Controlling Your Estate Through A Prenuptial Agreement
For many engaged couples, money and long-term financial goals are sensitive topics when discussing their future life. Often, couples tiptoe around the subject of a prenuptial agreement for fear of offending or upsetting their future spouse. But by removing the uncertainty of what would happen in a divorce, prenuptial agreements can actually promote a successful marriage. If you are considering one, the attorneys at Shumate, Flaherty, Eubanks & Baechtold in Richmond can guide you through the process.
A Legal Step To Establish Your Financial Rights
A prenuptial agreement, also called an antenuptial or marital agreement, defines how spouses will handle assets and debts in the event of a divorce or the death of a spouse. The agreement becomes valid after the marriage takes place. While once thought of as something needed only by the wealthy, prenuptial agreements are now commonplace. A prenuptial agreement can especially benefit you if:
- You or your future spouse has a child from a previous relationship.

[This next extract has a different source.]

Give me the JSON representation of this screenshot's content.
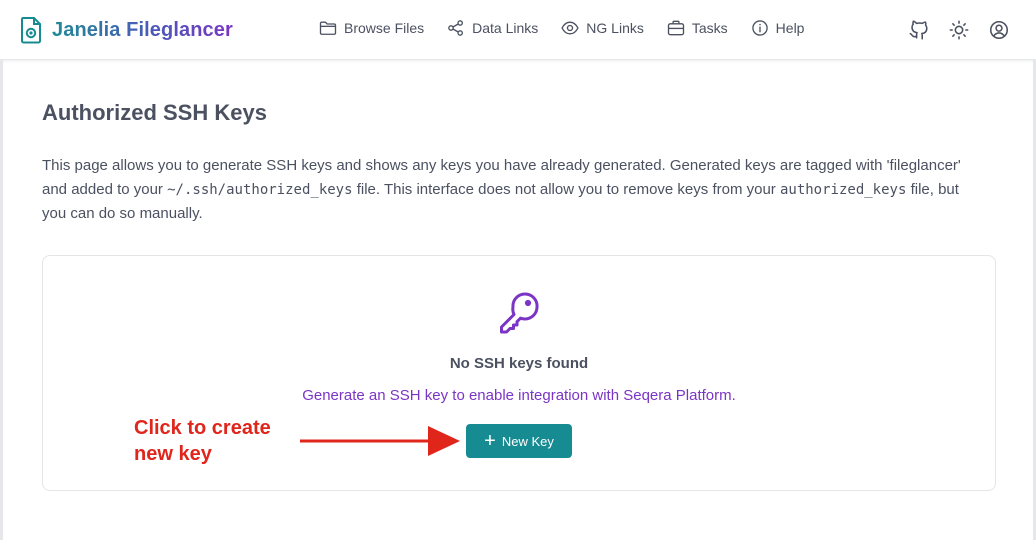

- You own a business.
- You own property.
- Either you or your future spouse plans to be a stay-at-home parent.
- There is a significant income disparity between you and your fiancé.
Eligibility And Enforcement
In Kentucky, a prenuptial agreement can cover assets, including each spouse’s retirement benefits, marital and separate property and even alimony. However, the agreement cannot determine the amount either spouse would pay for child support or specify a child custody arrangement.
To be enforceable, the agreement must be voluntarily signed by both spouses. Both spouses must also honestly disclose all debts and assets at the time of signing. Courts may refuse to enforce a prenuptial agreement if signed under duress or if a spouse lied about their financial status.
A Practical Financial Document
Having a prenuptial agreement does not mean you do not love or trust your spouse, but it does give you control over your estate if the marriage ends. Instead of looking at it as preparation for the eventuality of a divorce, consider it as a financial goal setting document.